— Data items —

»»

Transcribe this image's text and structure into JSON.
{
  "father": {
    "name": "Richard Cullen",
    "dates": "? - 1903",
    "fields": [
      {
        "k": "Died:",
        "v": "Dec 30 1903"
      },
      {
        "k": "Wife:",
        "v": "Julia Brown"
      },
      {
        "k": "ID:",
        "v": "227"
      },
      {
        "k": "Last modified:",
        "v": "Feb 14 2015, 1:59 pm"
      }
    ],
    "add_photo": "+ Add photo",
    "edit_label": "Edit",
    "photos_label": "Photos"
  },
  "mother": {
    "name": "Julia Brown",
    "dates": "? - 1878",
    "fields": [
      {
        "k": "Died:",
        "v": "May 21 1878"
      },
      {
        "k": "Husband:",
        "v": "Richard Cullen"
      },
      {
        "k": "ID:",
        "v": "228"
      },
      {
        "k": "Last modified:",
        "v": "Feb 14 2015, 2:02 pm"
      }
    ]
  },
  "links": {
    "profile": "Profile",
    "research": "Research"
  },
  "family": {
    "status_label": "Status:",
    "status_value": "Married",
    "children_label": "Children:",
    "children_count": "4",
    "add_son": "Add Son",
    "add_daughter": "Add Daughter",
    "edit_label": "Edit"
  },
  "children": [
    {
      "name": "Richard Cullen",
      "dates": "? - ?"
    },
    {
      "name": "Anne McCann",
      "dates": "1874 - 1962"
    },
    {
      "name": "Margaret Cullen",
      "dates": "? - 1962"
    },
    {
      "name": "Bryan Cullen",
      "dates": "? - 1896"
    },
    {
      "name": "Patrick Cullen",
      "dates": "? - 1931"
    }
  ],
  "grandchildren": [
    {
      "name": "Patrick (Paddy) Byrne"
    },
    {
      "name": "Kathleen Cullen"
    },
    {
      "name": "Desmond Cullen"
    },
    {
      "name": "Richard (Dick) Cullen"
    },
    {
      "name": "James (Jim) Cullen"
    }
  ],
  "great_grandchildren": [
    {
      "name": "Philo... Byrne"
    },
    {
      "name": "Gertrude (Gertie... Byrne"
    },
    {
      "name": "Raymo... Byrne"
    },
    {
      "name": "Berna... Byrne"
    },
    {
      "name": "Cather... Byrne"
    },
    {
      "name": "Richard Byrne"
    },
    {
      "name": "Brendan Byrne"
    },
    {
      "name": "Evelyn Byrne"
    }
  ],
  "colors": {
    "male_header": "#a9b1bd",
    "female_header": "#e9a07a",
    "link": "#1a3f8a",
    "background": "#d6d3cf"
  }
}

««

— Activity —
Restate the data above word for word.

— Answer space —
Transcribe this image's text and structure into JSON.
{
  "father": {
    "name": "Richard Cullen",
    "dates": "? - 1903",
    "fields": [
      {
        "k": "Died:",
        "v": "Dec 30 1903"
      },
      {
        "k": "Wife:",
        "v": "Julia Brown"
      },
      {
        "k": "ID:",
        "v": "227"
      },
      {
        "k": "Last modified:",
        "v": "Feb 14 2015, 1:59 pm"
      }
    ],
    "add_photo": "+ Add photo",
    "edit_label": "Edit",
    "photos_label": "Photos"
  },
  "mother": {
    "name": "Julia Brown",
    "dates": "? - 1878",
    "fields": [
      {
        "k": "Died:",
        "v": "May 21 1878"
      },
      {
        "k": "Husband:",
        "v": "Richard Cullen"
      },
      {
        "k": "ID:",
        "v": "228"
      },
      {
        "k": "Last modified:",
        "v": "Feb 14 2015, 2:02 pm"
      }
    ]
  },
  "links": {
    "profile": "Profile",
    "research": "Research"
  },
  "family": {
    "status_label": "Status:",
    "status_value": "Married",
    "children_label": "Children:",
    "children_count": "4",
    "add_son": "Add Son",
    "add_daughter": "Add Daughter",
    "edit_label": "Edit"
  },
  "children": [
    {
      "name": "Richard Cullen",
      "dates": "? - ?"
    },
    {
      "name": "Anne McCann",
      "dates": "1874 - 1962"
    },
    {
      "name": "Margaret Cullen",
      "dates": "? - 1962"
    },
    {
      "name": "Bryan Cullen",
      "dates": "? - 1896"
    },
    {
      "name": "Patrick Cullen",
      "dates": "? - 1931"
    }
  ],
  "grandchildren": [
    {
      "name": "Patrick (Paddy) Byrne"
    },
    {
      "name": "Kathleen Cullen"
    },
    {
      "name": "Desmond Cullen"
    },
    {
      "name": "Richard (Dick) Cullen"
    },
    {
      "name": "James (Jim) Cullen"
    }
  ],
  "great_grandchildren": [
    {
      "name": "Philo... Byrne"
    },
    {
      "name": "Gertrude (Gertie... Byrne"
    },
    {
      "name": "Raymo... Byrne"
    },
    {
      "name": "Berna... Byrne"
    },
    {
      "name": "Cather... Byrne"
    },
    {
      "name": "Richard Byrne"
    },
    {
      "name": "Brendan Byrne"
    },
    {
      "name": "Evelyn Byrne"
    }
  ],
  "colors": {
    "male_header": "#a9b1bd",
    "female_header": "#e9a07a",
    "link": "#1a3f8a",
    "background": "#d6d3cf"
  }
}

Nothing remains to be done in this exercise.